‘For us and by us’: South Bronx advocates celebrate progress on new community center

A mockup of the future H.E.A.rts Community Center was on display at the press conference on Feb. 22, 2024.
Photo Emily Swanson

A project that South Bronx community leaders have envisioned for over a decade is inching closer to fruition.

On Feb. 22, leaders from South Bronx Unite, the Mott Haven Port Morris Community Land Stewards, Alembic Community Development and other groups gathered for an outdoor concert and press conference to celebrate the vision of the future H.E.A.rts Community Center — and to remind elected officials of the hefty funding required to make it happen. 

The H.E.A.rts Community Center was the winning concept selected from a Request for Proposals (RFP) for the abandoned city-owned site, put out by the city in October 2022. H.E.A.rts was selected in summer 2023 and the project remains in the “pre-development” stage. 

Members of the local nonprofit UpBeat NYC performed at the gathering. Photo Emily Swanson

The 22,500-square-foot yellow brick building at 349 East 140th St. has sat vacant for over a decade. The new center is a long-term collaboration between a number of local nonprofits, developers and architects who have long understood the positive correlations between health outcomes and the arts.

South Bronx nonprofit organizations have a vision for the new building that blends services for holistic health, education and the arts all under one roof — hence the name “H.E.A.rts.” 

According to information from South Bronx Unite, the future center will have a kitchen and cafeteria, black box theater, meeting rooms and other shared spaces that will provide a home to several local nonprofits and ample space for community gatherings. 

South Bronx Unite said that not only will the center become a hub of services designed by and for the community, but the land itself “will be fully community-controlled and held in perpetuity for public use.”

However, rehabilitating the long-abandoned structure won’t be cheap. Project leaders said H.E.Arts Center is an estimated $44M investment — and at the Feb. 22 event, they implored elected officials to not only support the idea, but also to make good on promises to secure funding. 

At the press conference, Bronx Borough President Vanessa Gibson pledged “mo money, mo money, mo money” for the center and City Council Deputy Speaker Diana Ayala, a longtime supporter of the project, also vowed to use her role as a “middle person” to find funding. 

When the new center is eventually rebuilt, several existing nonprofits intend to make it their future home, including the youth music program UpBeat NYC; Green City Force, which trains young NYCHA residents for green jobs; and Community Health Network, which provides medical, dental and wellness care to over 65,000 New Yorkers. 

Elected officials including Borough President Vanessa Gibson (back left), City Council Member Diana Ayala (center) and Assemblymember Amanda Septimo (right) have thrown their support behind the new center.
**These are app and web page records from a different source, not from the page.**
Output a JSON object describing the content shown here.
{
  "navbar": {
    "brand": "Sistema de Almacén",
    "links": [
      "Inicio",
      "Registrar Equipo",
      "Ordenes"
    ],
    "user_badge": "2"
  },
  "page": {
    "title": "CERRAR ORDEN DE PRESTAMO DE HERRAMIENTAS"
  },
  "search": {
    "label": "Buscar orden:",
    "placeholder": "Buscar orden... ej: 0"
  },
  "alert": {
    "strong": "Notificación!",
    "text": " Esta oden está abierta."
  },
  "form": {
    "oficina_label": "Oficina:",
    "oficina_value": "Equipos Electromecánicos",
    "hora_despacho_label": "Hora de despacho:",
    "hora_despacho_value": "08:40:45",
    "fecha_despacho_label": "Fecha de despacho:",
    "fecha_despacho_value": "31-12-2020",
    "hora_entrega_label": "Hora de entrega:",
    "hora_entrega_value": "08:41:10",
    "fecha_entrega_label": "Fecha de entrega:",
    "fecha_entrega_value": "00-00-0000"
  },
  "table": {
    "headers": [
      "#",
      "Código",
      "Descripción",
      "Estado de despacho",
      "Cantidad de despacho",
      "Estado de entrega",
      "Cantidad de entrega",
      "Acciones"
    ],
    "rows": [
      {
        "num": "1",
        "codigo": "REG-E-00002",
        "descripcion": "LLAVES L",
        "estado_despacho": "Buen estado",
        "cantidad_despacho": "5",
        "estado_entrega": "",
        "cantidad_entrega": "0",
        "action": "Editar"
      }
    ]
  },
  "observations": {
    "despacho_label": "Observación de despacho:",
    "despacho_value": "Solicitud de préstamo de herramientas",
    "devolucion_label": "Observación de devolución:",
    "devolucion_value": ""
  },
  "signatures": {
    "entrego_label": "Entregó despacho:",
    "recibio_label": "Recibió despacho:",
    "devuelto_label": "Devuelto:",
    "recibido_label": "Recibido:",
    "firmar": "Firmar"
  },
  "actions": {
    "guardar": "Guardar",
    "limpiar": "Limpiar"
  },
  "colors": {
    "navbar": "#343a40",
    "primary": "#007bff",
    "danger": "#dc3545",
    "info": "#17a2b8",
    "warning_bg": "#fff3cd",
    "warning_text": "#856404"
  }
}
Photo Emily Swanson

The building at East 140th St. near Alexander Avenue used to be a drug detox center run by Lincoln Hospital and has a notable legacy of hyperlocal community service and activism.

The former detox center was born out of protest: a Puerto Rican group called Young Lords took over Lincoln Hospital for 12 hours in 1970 to demand better health care for the community and better working conditions for staff. 

The detox center at East 140th St. was among the concessions by the city following the occupation. At the center, staff administered a highly effective acupuncture technique that helped many South Bronxites curb their drug cravings and quickly recover from addiction. 

But the program was shut down later in the ’70s, according to Bagchee architects, who helped produce plans for the H.E.A.rts Center. The building continued to serve as a recovery center until 2012, but the building, still under management of Health + Hospitals, has sat vacant since. 

This dramatic history did not escape Assemblymember Amanda Septimo, a native of nearby Hunts Point whose district includes Mott Haven, who said that the new center exemplifies “the community fighting back to reclaim its story.”

“For far too long, this structure has been empty and the community has been without a vital interactive space,” said Christopher Roker, CEO of Lincoln Hospital in a statement. “Sustainability is essential to redevelopment and I congratulate all who participated in bringing this space back to life.” 

Borough President Gibson said that the new center will house a variety of services that the community deserves and will likely become a model for similar grassroots efforts throughout the city.

“We have been leading in everything bad — those days are over,” she said. 

Reach Emily Swanson at eswanson@schnepsmedia.com or (646) 717-0015. For more coverage, follow us on Twitter, Facebook and Instagram @bronxtimes